EXTRACTED MATERIAL: Begin

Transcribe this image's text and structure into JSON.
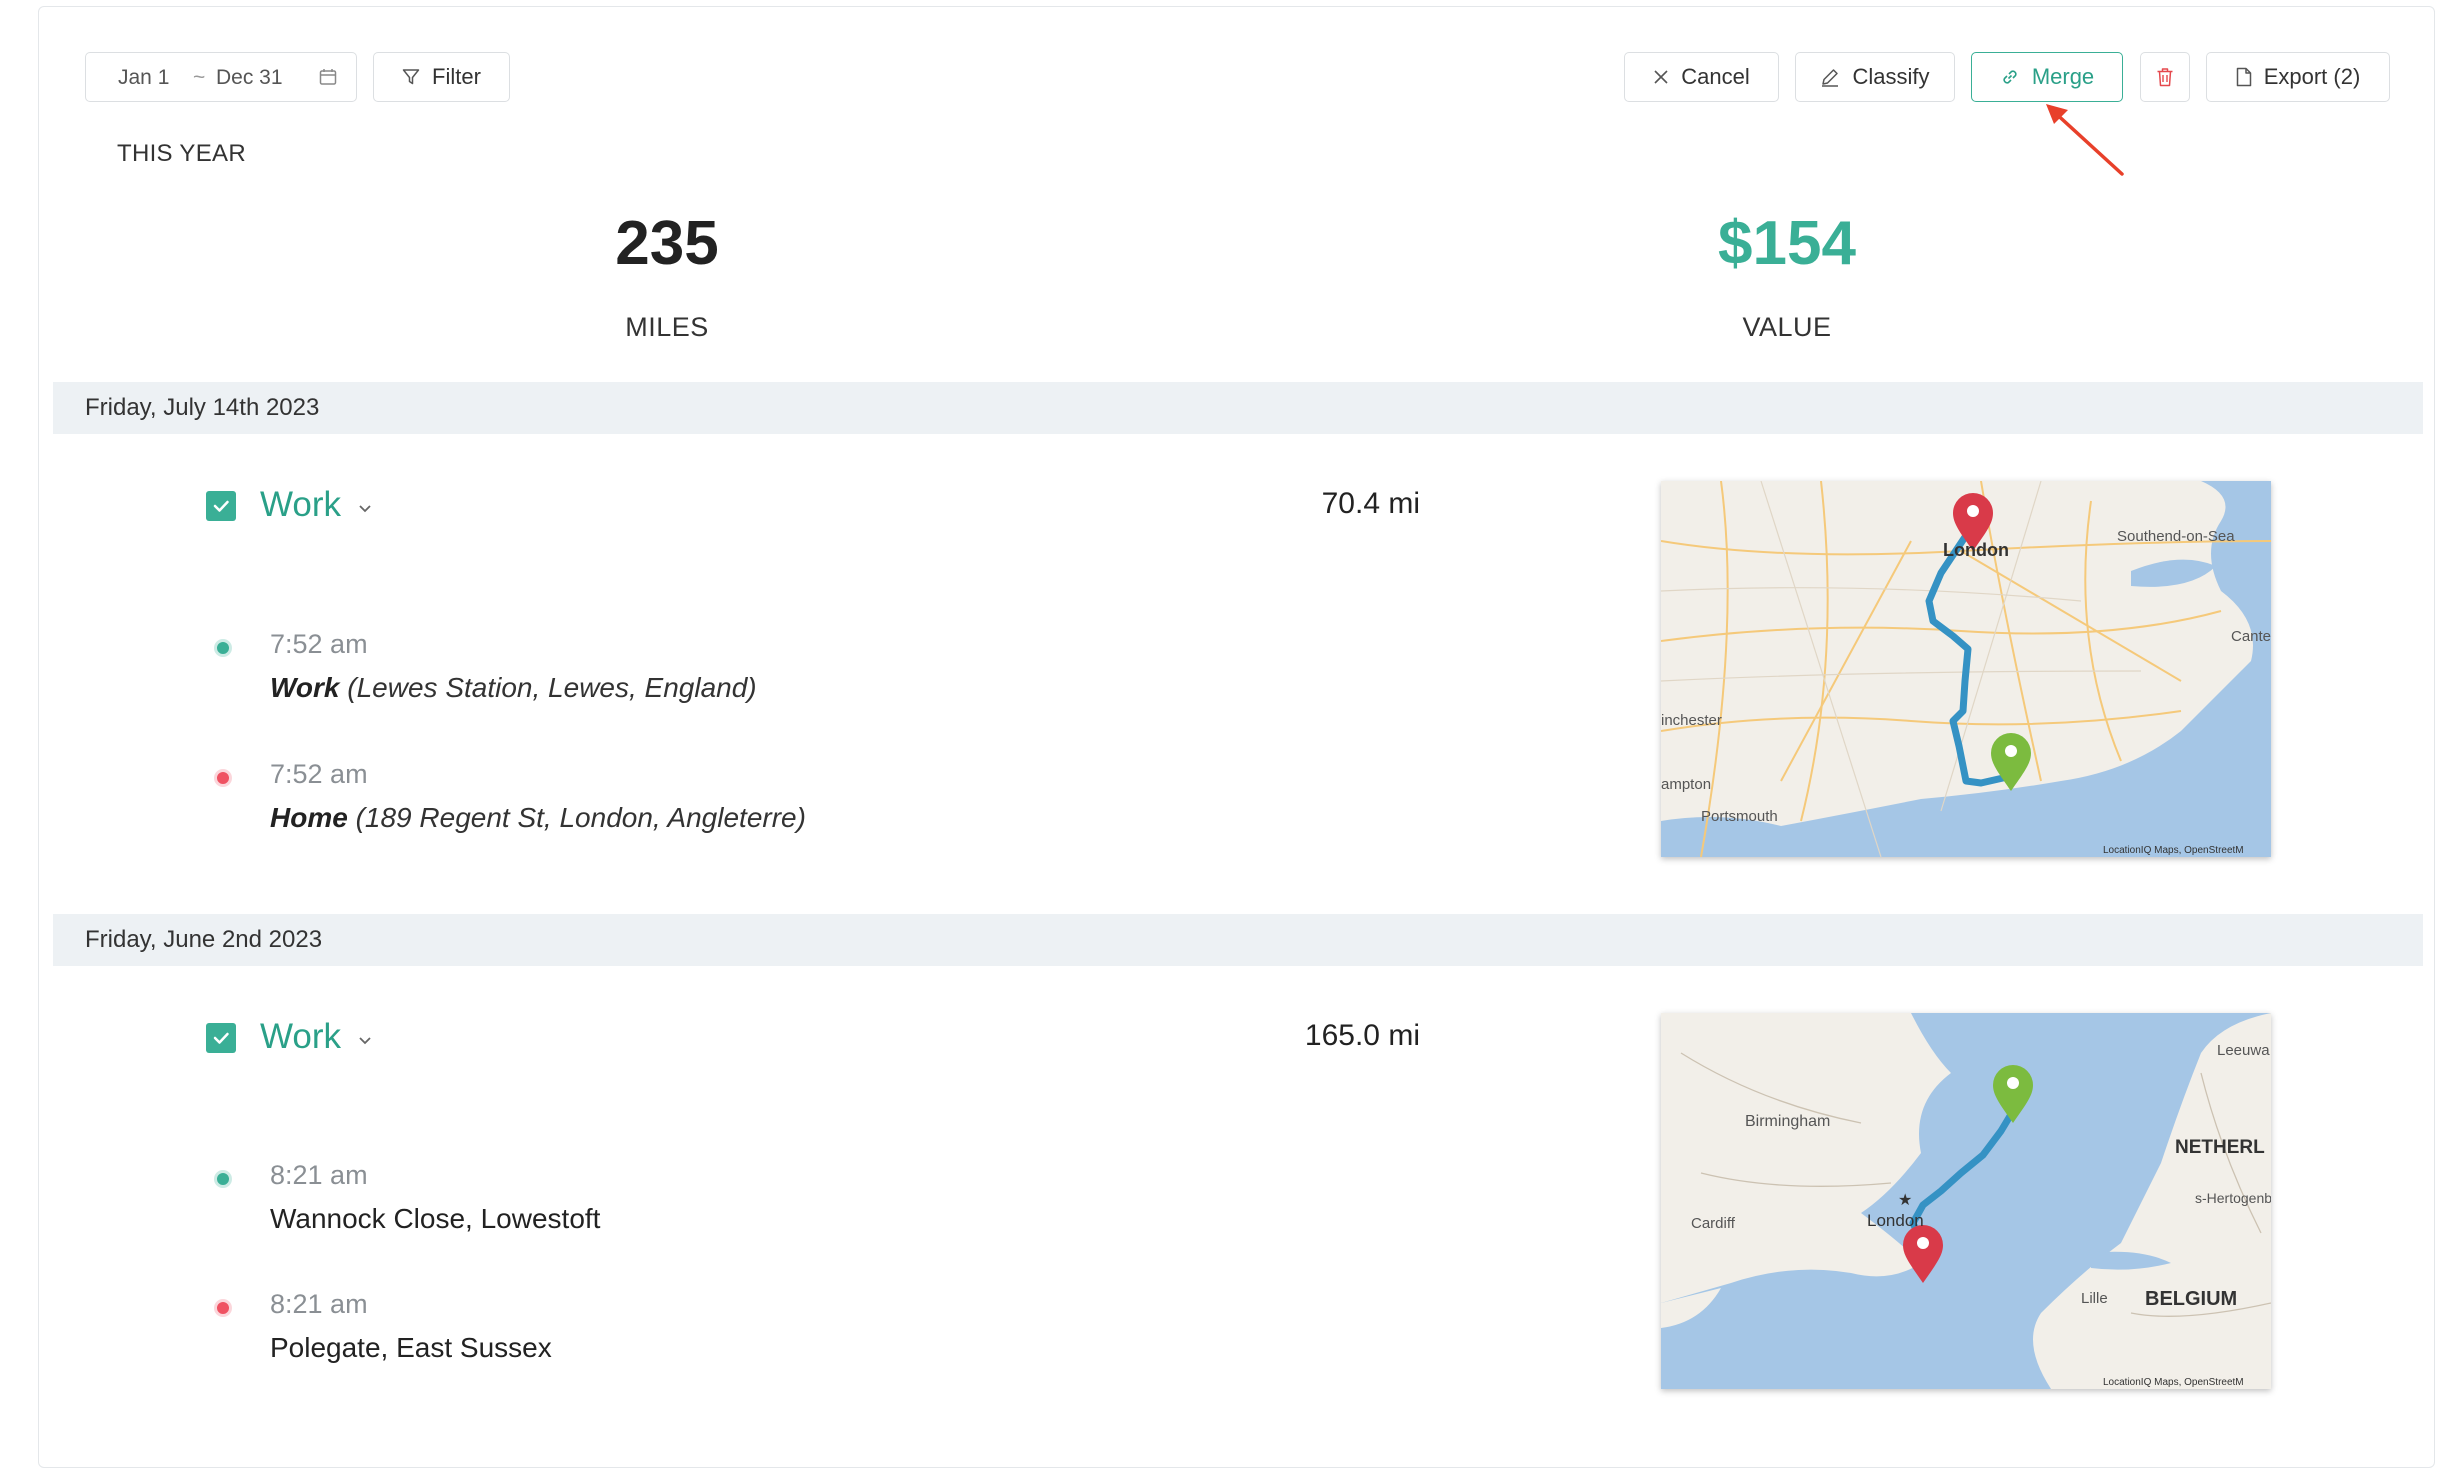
{
  "toolbar": {
    "date_from": "Jan 1",
    "date_sep": "~",
    "date_to": "Dec 31",
    "filter_label": "Filter",
    "cancel_label": "Cancel",
    "classify_label": "Classify",
    "merge_label": "Merge",
    "export_label": "Export (2)"
  },
  "summary": {
    "period": "THIS YEAR",
    "miles_value": "235",
    "miles_label": "MILES",
    "value_value": "$154",
    "value_label": "VALUE"
  },
  "colors": {
    "accent": "#3aaf96",
    "start_dot": "#3aaf96",
    "end_dot": "#ef5262",
    "annotation_arrow": "#e8402a"
  },
  "trips": [
    {
      "date": "Friday, July 14th 2023",
      "category": "Work",
      "distance": "70.4 mi",
      "start_time": "7:52 am",
      "start_name": "Work",
      "start_address": "(Lewes Station, Lewes, England)",
      "end_time": "7:52 am",
      "end_name": "Home",
      "end_address": "(189 Regent St, London, Angleterre)",
      "map": {
        "labels": [
          "London",
          "Southend-on-Sea",
          "Cante",
          "inchester",
          "ampton",
          "Portsmouth"
        ],
        "credit": "LocationIQ Maps, OpenStreetM"
      }
    },
    {
      "date": "Friday, June 2nd 2023",
      "category": "Work",
      "distance": "165.0 mi",
      "start_time": "8:21 am",
      "start_place": "Wannock Close, Lowestoft",
      "end_time": "8:21 am",
      "end_place": "Polegate, East Sussex",
      "map": {
        "labels": [
          "Leeuwa",
          "Birmingham",
          "NETHERL",
          "s-Hertogenbo",
          "Cardiff",
          "London",
          "Lille",
          "BELGIUM"
        ],
        "credit": "LocationIQ Maps, OpenStreetM"
      }
    }
  ]
}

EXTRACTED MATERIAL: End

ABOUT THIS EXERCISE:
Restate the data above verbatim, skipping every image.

WRITTEN REPLY:
Transcribe this image's text and structure into JSON.
{
  "toolbar": {
    "date_from": "Jan 1",
    "date_sep": "~",
    "date_to": "Dec 31",
    "filter_label": "Filter",
    "cancel_label": "Cancel",
    "classify_label": "Classify",
    "merge_label": "Merge",
    "export_label": "Export (2)"
  },
  "summary": {
    "period": "THIS YEAR",
    "miles_value": "235",
    "miles_label": "MILES",
    "value_value": "$154",
    "value_label": "VALUE"
  },
  "colors": {
    "accent": "#3aaf96",
    "start_dot": "#3aaf96",
    "end_dot": "#ef5262",
    "annotation_arrow": "#e8402a"
  },
  "trips": [
    {
      "date": "Friday, July 14th 2023",
      "category": "Work",
      "distance": "70.4 mi",
      "start_time": "7:52 am",
      "start_name": "Work",
      "start_address": "(Lewes Station, Lewes, England)",
      "end_time": "7:52 am",
      "end_name": "Home",
      "end_address": "(189 Regent St, London, Angleterre)",
      "map": {
        "labels": [
          "London",
          "Southend-on-Sea",
          "Cante",
          "inchester",
          "ampton",
          "Portsmouth"
        ],
        "credit": "LocationIQ Maps, OpenStreetM"
      }
    },
    {
      "date": "Friday, June 2nd 2023",
      "category": "Work",
      "distance": "165.0 mi",
      "start_time": "8:21 am",
      "start_place": "Wannock Close, Lowestoft",
      "end_time": "8:21 am",
      "end_place": "Polegate, East Sussex",
      "map": {
        "labels": [
          "Leeuwa",
          "Birmingham",
          "NETHERL",
          "s-Hertogenbo",
          "Cardiff",
          "London",
          "Lille",
          "BELGIUM"
        ],
        "credit": "LocationIQ Maps, OpenStreetM"
      }
    }
  ]
}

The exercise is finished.